Dr Rangi De Silva believes the key to successful development lays in workforce capacity-building. Looking for ways to translate this into practice, Rangi participated in the Australian Volunteers Program; an Australian Government initiative delivered by AVI that supports skilled Australians to contribute to locally-driven, sustainable development overseas.
De Silva volunteered from February to August 2018 as part of the Solomon Islands Graduate Internship Supervision and Support Project (SIGISSP). Funded by DFAT through the Australian High Commission, Honiara, the SIGISSP aims to develop the supervisory capacity of the Solomon Islands Ministry of Health and Medical Services in order to manage the large numbers of foreign-trained medical graduates (FTMG) returning to Solomon Islands. During her assignment, Rangi taught and mentored bridging interns and junior doctors. She also taught obstetric emergency medicine to midwives and junior doctors and research methods to O&G staff. In addition, she provided clinical services and assisted with clinical protocol development.
“There is so much value in providing clinical service provision, but I think education and capacity development and training is where you make a lasting difference, because when you leave hopefully what’s been taught will last”, says De Silva.
Volunteering for SIGISSP taught Rangi the limitations that her O&G colleagues in the Pacific experience daily in their working lives; gaining a deeper understanding of the challenges faced daily by individuals and patients on the ground. However, she noted her volunteering has built resilience in the communities she worked with.
“Those bridging interns are the future of the medical system in the Solomon Islands. All of those interns will form the future of the doctors in the hospitals and the provinces. I hope the research that we started will help build resilience. I hope that it gives clinicians and healthcare providers a voice for the problems and potential solutions that they see day to day.”

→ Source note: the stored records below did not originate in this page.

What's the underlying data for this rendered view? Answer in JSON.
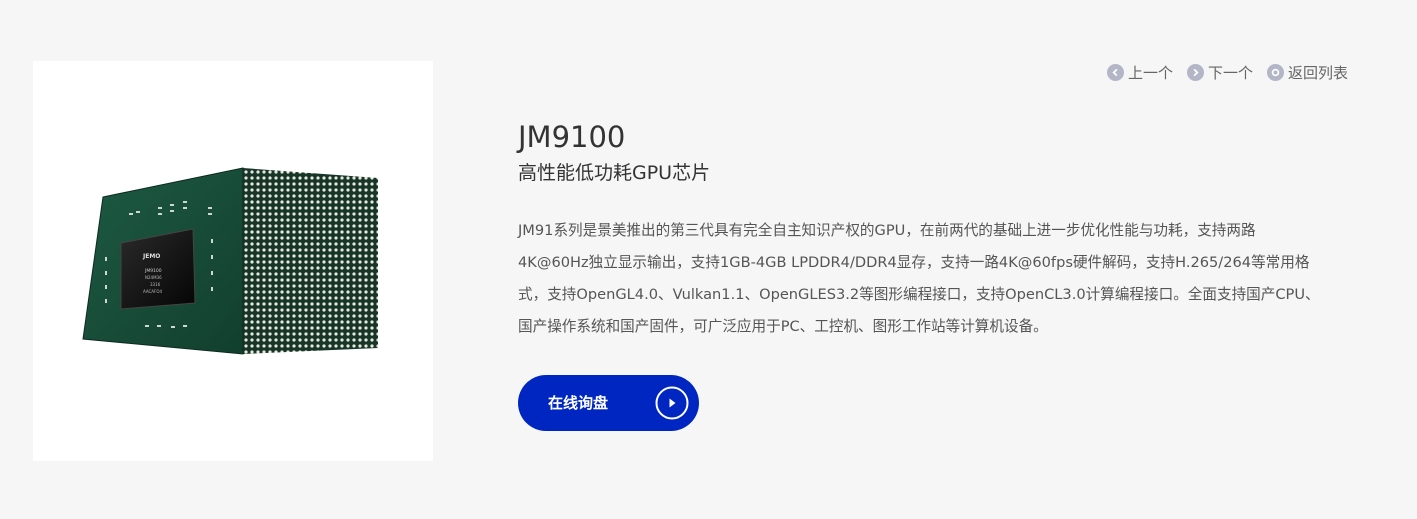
{
  "nav": {
    "prev_label": "上一个",
    "next_label": "下一个",
    "list_label": "返回列表",
    "prev_icon": "chevron-left-icon",
    "next_icon": "chevron-right-icon",
    "list_icon": "circle-dot-icon"
  },
  "product": {
    "name": "JM9100",
    "subtitle": "高性能低功耗GPU芯片",
    "description_lines": [
      "JM91系列是景美推出的第三代具有完全自主知识产权的GPU，在前两代的基础上进一步优化性能与功耗，支持两路",
      "4K@60Hz独立显示输出，支持1GB-4GB LPDDR4/DDR4显存，支持一路4K@60fps硬件解码，支持H.265/264等常用格",
      "式，支持OpenGL4.0、Vulkan1.1、OpenGLES3.2等图形编程接口，支持OpenCL3.0计算编程接口。全面支持国产CPU、",
      "国产操作系统和国产固件，可广泛应用于PC、工控机、图形工作站等计算机设备。"
    ],
    "image_icon": "gpu-chip-image",
    "chip_marking": {
      "brand": "JEMO",
      "model": "JM9100",
      "line3": "N24M36",
      "line4": "3316",
      "line5": "AACAFO4"
    }
  },
  "cta": {
    "label": "在线询盘",
    "icon": "play-circle-icon"
  },
  "colors": {
    "background": "#f6f6f6",
    "accent": "#0026c2",
    "nav_icon": "#b3b6c6",
    "text_primary": "#333333",
    "text_body": "#555555"
  }
}
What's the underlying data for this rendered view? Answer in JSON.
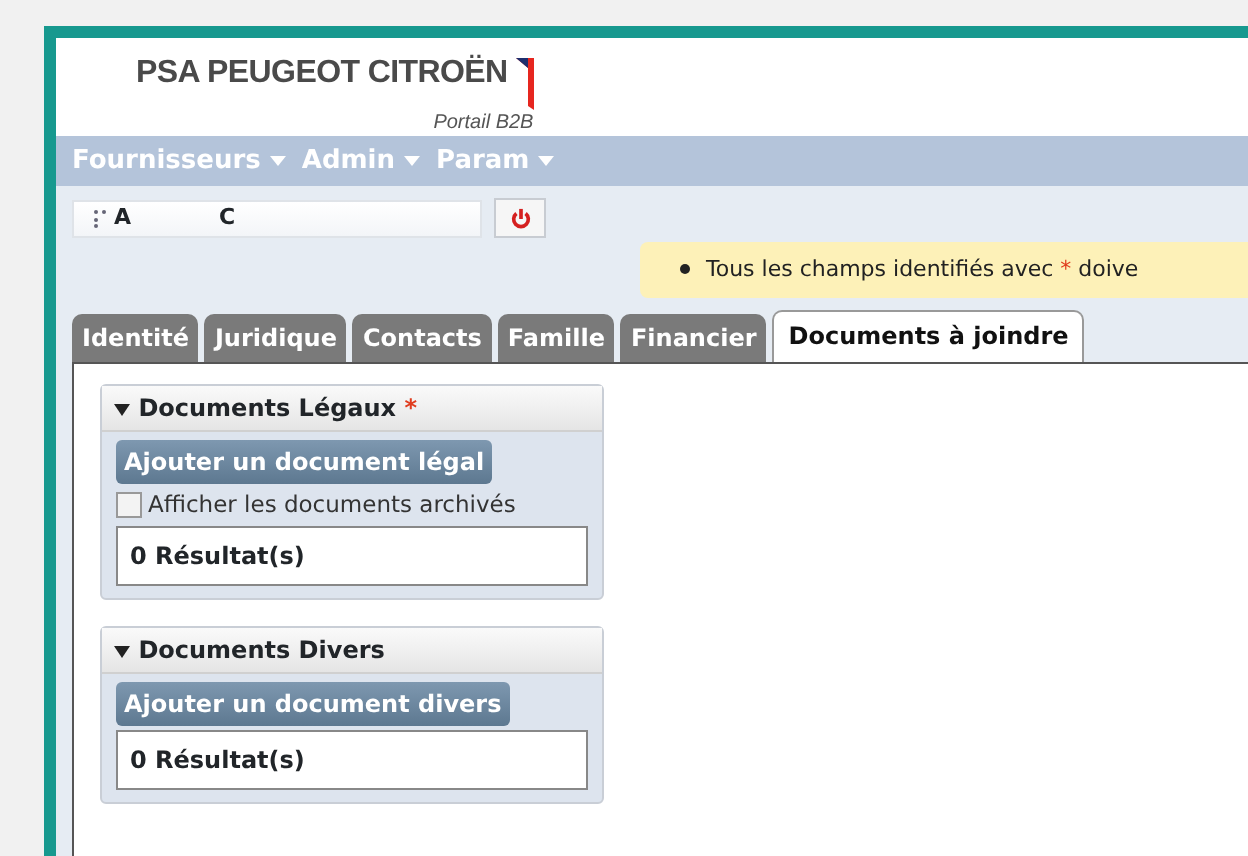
{
  "logo": {
    "brand": "PSA PEUGEOT CITROËN",
    "subtitle": "Portail B2B"
  },
  "menu": [
    {
      "label": "Fournisseurs"
    },
    {
      "label": "Admin"
    },
    {
      "label": "Param"
    }
  ],
  "user": {
    "parts": [
      "A",
      "C"
    ]
  },
  "notice": {
    "before": "Tous les champs identifiés avec",
    "mark": "*",
    "after": "doive"
  },
  "tabs": [
    {
      "label": "Identité",
      "selected": false
    },
    {
      "label": "Juridique",
      "selected": false
    },
    {
      "label": "Contacts",
      "selected": false
    },
    {
      "label": "Famille",
      "selected": false
    },
    {
      "label": "Financier",
      "selected": false
    },
    {
      "label": "Documents à joindre",
      "selected": true
    }
  ],
  "sections": [
    {
      "title": "Documents Légaux",
      "required": true,
      "expanded": true,
      "button": "Ajouter un document légal",
      "checkbox": {
        "label": "Afficher les documents archivés",
        "checked": false
      },
      "results": "0 Résultat(s)"
    },
    {
      "title": "Documents Divers",
      "required": false,
      "expanded": true,
      "button": "Ajouter un document divers",
      "results": "0 Résultat(s)"
    }
  ]
}
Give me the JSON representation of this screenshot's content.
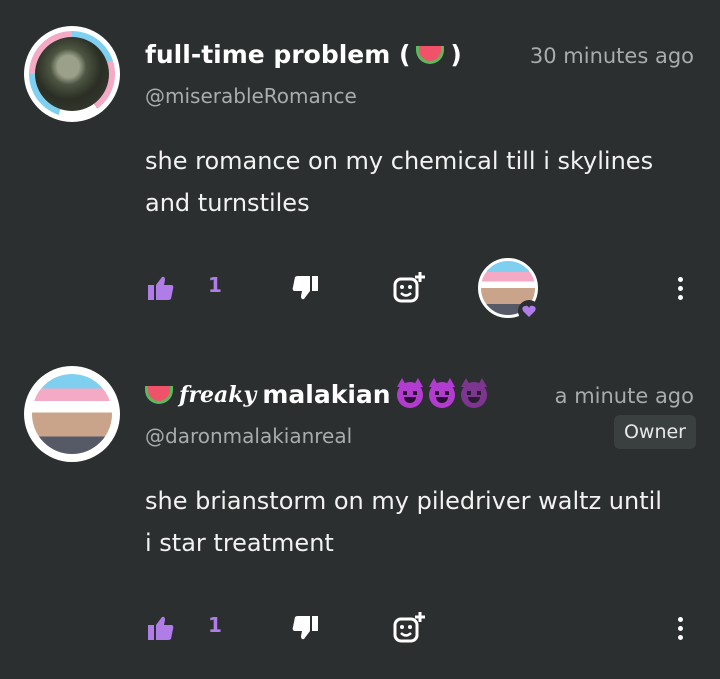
{
  "colors": {
    "background": "#2b2f2f",
    "accent": "#b07ce8",
    "muted": "#a8acac"
  },
  "comments": [
    {
      "display_name": "full-time problem (",
      "display_name_end": ")",
      "name_emoji": "watermelon-icon",
      "time": "30 minutes ago",
      "handle": "@miserableRomance",
      "text": "she romance on my chemical till i skylines and turnstiles",
      "likes": "1",
      "hearted_by_owner": true
    },
    {
      "display_name_prefix": "freaky",
      "display_name": "malakian",
      "name_emoji": "watermelon-icon",
      "trailing_emojis": [
        "smiling-imp-icon",
        "smiling-imp-icon",
        "smiling-imp-icon"
      ],
      "time": "a minute ago",
      "handle": "@daronmalakianreal",
      "badge": "Owner",
      "text": "she brianstorm on my piledriver waltz until i star treatment",
      "likes": "1"
    }
  ]
}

Noting that data is a powerful tool to provide to the Ministry of Health, Australian Government, WHO, and other influential partners and stakeholders to make a difference, Rangi has kept an ongoing relationship with her colleagues in the Solomon Islands. She will soon return to continue with her work on research methods education and finalise protocol development. She’s also looking forward to supporting the newly founded journal club and get new research projects underway.
Rangi wholeheartedly encourages her fellow RANZCOG members to volunteer overseas.
“Go for it! It’s such a great positive thing to do but think carefully of all the aspects of it as well as your own motivation. Having a good understanding of your goals helps you make the best impact you can and helps you be of benefit to the community.”
December 5 is International Volunteers Day, a time to celebrate the efforts and contributions of volunteers around the world. Today RANZCOG would like to acknowledge and celebrate Dr Rangi De Silva’s achievements along with all members who volunteer in Australia and overseas.